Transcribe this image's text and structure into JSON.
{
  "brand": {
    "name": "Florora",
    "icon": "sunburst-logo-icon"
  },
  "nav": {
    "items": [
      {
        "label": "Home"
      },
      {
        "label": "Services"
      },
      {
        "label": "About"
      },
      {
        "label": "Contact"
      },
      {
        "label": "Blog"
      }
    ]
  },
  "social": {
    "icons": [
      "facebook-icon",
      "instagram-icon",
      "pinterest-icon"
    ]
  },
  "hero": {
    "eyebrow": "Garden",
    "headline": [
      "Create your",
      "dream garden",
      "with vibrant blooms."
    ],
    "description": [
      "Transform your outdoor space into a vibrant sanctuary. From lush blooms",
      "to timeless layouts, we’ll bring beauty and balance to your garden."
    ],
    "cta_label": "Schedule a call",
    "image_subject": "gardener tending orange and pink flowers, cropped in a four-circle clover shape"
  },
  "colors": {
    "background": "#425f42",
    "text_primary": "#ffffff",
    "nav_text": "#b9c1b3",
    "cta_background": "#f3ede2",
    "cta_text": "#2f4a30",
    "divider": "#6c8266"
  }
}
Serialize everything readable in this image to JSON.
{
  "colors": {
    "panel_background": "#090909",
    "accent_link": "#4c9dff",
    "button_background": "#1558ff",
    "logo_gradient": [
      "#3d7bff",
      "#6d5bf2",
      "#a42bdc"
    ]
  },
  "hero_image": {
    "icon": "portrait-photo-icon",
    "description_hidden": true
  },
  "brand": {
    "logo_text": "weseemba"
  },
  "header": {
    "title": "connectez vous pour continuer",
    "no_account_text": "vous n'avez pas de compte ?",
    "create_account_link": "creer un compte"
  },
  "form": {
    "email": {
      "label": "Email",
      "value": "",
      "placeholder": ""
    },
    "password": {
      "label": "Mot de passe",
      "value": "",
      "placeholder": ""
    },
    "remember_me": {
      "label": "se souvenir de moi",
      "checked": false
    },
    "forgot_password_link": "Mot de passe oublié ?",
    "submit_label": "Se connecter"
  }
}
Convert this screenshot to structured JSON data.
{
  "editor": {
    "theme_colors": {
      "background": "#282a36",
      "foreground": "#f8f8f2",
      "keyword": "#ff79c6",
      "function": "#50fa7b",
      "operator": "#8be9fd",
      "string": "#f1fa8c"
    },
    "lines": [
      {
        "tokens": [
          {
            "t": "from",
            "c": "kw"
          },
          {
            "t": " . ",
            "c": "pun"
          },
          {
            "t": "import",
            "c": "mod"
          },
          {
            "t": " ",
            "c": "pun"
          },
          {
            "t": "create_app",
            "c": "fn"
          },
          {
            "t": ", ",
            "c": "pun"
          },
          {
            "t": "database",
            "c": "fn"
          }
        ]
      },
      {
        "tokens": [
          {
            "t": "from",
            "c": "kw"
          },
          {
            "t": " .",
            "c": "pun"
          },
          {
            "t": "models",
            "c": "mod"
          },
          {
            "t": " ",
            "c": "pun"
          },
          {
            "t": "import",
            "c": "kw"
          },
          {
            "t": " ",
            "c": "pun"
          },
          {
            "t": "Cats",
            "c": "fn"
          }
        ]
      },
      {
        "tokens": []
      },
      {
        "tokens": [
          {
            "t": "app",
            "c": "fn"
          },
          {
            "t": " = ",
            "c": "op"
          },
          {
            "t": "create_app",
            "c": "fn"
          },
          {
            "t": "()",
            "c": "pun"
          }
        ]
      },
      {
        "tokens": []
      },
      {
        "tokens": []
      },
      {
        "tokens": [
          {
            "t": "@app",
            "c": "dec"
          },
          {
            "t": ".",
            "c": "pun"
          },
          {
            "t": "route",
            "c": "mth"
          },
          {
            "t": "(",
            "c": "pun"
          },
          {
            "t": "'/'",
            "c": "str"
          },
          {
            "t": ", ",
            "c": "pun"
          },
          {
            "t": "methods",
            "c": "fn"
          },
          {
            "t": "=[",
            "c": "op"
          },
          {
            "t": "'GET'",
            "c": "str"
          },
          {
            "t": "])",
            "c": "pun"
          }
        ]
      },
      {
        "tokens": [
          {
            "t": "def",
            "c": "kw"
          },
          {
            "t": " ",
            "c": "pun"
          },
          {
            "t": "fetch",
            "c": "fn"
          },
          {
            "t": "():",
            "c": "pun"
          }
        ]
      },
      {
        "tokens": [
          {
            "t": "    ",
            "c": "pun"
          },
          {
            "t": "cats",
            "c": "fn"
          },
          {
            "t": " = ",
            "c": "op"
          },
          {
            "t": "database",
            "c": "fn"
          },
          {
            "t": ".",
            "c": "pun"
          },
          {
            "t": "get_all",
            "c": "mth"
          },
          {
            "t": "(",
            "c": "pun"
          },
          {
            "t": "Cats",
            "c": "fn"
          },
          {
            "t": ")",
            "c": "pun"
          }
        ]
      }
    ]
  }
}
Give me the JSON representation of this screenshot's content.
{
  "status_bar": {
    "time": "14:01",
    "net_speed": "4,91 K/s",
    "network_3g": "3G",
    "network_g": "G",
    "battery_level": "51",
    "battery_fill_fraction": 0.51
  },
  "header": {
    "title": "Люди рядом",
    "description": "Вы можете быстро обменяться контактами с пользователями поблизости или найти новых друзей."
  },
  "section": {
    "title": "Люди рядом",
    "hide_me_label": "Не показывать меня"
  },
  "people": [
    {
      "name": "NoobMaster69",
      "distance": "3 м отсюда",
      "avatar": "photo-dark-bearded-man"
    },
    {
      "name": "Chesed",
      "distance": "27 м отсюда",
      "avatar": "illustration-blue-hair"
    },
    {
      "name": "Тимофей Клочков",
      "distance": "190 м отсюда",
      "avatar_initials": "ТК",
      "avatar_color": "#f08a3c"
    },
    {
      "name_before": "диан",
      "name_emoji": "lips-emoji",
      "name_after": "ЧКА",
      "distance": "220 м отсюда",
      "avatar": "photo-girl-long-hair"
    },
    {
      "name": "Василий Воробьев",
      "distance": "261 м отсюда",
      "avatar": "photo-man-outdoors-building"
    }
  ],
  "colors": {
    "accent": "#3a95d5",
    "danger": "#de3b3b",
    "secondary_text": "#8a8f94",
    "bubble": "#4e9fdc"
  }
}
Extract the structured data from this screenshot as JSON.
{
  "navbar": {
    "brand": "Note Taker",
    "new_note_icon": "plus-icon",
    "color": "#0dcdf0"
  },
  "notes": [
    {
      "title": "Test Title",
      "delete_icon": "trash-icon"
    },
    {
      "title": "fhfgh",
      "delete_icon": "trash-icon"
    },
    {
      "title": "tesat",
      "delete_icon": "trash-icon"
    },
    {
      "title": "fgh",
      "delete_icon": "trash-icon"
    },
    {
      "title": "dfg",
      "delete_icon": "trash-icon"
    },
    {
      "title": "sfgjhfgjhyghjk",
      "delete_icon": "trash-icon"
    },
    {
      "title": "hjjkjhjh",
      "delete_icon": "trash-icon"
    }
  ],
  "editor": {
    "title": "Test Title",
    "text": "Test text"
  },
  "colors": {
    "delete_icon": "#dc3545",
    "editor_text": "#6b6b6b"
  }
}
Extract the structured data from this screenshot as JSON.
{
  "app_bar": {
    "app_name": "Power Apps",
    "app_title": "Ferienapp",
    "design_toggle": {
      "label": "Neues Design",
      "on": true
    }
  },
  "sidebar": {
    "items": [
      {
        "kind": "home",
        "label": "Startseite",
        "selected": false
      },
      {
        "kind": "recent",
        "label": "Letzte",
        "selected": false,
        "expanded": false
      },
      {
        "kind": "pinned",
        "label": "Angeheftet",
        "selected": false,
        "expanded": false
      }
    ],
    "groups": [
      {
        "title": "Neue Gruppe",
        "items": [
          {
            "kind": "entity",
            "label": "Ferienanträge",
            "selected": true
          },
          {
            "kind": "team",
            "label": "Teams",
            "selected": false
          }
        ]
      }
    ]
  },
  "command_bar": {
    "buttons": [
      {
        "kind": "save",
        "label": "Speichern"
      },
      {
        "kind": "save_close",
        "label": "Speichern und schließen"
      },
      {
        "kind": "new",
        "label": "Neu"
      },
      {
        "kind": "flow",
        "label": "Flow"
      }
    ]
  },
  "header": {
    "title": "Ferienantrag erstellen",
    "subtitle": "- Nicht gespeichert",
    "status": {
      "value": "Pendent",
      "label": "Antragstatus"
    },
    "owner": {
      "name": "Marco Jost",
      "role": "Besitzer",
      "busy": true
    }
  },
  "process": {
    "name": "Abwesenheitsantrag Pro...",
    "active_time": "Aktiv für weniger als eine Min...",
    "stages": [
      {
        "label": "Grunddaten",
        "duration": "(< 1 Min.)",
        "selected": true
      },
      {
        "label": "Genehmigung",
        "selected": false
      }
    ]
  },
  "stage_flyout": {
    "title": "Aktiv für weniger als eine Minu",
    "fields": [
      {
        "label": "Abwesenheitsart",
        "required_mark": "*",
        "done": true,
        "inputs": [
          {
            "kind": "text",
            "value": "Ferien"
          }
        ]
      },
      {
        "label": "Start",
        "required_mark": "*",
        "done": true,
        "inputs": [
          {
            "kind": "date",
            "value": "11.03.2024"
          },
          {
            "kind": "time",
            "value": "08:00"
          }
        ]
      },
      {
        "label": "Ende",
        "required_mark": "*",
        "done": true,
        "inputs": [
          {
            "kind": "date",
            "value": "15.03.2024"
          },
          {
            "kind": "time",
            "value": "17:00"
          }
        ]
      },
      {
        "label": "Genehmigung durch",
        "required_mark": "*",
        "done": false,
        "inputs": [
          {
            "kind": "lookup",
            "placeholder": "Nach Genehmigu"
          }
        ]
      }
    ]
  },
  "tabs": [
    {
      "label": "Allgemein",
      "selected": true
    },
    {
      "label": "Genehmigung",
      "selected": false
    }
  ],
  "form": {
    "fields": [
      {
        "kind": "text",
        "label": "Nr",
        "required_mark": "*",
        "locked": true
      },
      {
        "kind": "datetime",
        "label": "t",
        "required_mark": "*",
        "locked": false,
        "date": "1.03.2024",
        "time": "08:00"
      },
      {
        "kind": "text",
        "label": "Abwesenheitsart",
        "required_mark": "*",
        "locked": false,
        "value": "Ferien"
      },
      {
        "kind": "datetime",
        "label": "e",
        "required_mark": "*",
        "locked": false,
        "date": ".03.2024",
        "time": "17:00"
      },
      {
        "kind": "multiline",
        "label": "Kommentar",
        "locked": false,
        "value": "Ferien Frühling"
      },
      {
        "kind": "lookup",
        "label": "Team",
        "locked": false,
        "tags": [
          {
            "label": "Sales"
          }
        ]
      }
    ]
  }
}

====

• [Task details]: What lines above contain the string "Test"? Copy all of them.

• [Solution for this task]:
      "title": "Test Title",
    "title": "Test Title",
    "text": "Test text"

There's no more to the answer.